■ THE TASK ■
Give the data again in full. Keep every line the same.

■ INFORMATION SUPPLIED ■
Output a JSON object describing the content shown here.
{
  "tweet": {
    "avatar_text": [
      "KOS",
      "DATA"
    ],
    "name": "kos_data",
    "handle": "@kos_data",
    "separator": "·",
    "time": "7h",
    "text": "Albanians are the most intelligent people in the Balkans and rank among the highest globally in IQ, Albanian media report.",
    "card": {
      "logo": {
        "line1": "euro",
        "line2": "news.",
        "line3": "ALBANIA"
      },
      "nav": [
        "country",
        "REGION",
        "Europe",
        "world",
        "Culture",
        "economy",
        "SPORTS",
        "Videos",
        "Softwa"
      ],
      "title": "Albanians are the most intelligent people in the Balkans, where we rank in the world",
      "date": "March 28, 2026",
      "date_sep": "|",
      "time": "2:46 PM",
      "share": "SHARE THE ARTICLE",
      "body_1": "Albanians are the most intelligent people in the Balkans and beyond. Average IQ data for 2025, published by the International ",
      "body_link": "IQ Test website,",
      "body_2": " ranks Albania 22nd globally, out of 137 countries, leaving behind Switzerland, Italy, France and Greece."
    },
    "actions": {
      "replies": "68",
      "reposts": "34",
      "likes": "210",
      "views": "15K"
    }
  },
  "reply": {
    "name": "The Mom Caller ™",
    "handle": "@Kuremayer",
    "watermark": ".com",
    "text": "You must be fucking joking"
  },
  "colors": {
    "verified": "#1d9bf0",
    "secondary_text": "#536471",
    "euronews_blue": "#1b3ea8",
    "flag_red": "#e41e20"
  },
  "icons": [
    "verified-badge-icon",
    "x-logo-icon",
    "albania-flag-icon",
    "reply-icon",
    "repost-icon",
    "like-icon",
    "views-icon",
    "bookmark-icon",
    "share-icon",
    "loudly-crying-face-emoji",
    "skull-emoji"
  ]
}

■ FINISHED TASK ■
Output a JSON object describing the content shown here.
{
  "tweet": {
    "avatar_text": [
      "KOS",
      "DATA"
    ],
    "name": "kos_data",
    "handle": "@kos_data",
    "separator": "·",
    "time": "7h",
    "text": "Albanians are the most intelligent people in the Balkans and rank among the highest globally in IQ, Albanian media report.",
    "card": {
      "logo": {
        "line1": "euro",
        "line2": "news.",
        "line3": "ALBANIA"
      },
      "nav": [
        "country",
        "REGION",
        "Europe",
        "world",
        "Culture",
        "economy",
        "SPORTS",
        "Videos",
        "Softwa"
      ],
      "title": "Albanians are the most intelligent people in the Balkans, where we rank in the world",
      "date": "March 28, 2026",
      "date_sep": "|",
      "time": "2:46 PM",
      "share": "SHARE THE ARTICLE",
      "body_1": "Albanians are the most intelligent people in the Balkans and beyond. Average IQ data for 2025, published by the International ",
      "body_link": "IQ Test website,",
      "body_2": " ranks Albania 22nd globally, out of 137 countries, leaving behind Switzerland, Italy, France and Greece."
    },
    "actions": {
      "replies": "68",
      "reposts": "34",
      "likes": "210",
      "views": "15K"
    }
  },
  "reply": {
    "name": "The Mom Caller ™",
    "handle": "@Kuremayer",
    "watermark": ".com",
    "text": "You must be fucking joking"
  },
  "colors": {
    "verified": "#1d9bf0",
    "secondary_text": "#536471",
    "euronews_blue": "#1b3ea8",
    "flag_red": "#e41e20"
  },
  "icons": [
    "verified-badge-icon",
    "x-logo-icon",
    "albania-flag-icon",
    "reply-icon",
    "repost-icon",
    "like-icon",
    "views-icon",
    "bookmark-icon",
    "share-icon",
    "loudly-crying-face-emoji",
    "skull-emoji"
  ]
}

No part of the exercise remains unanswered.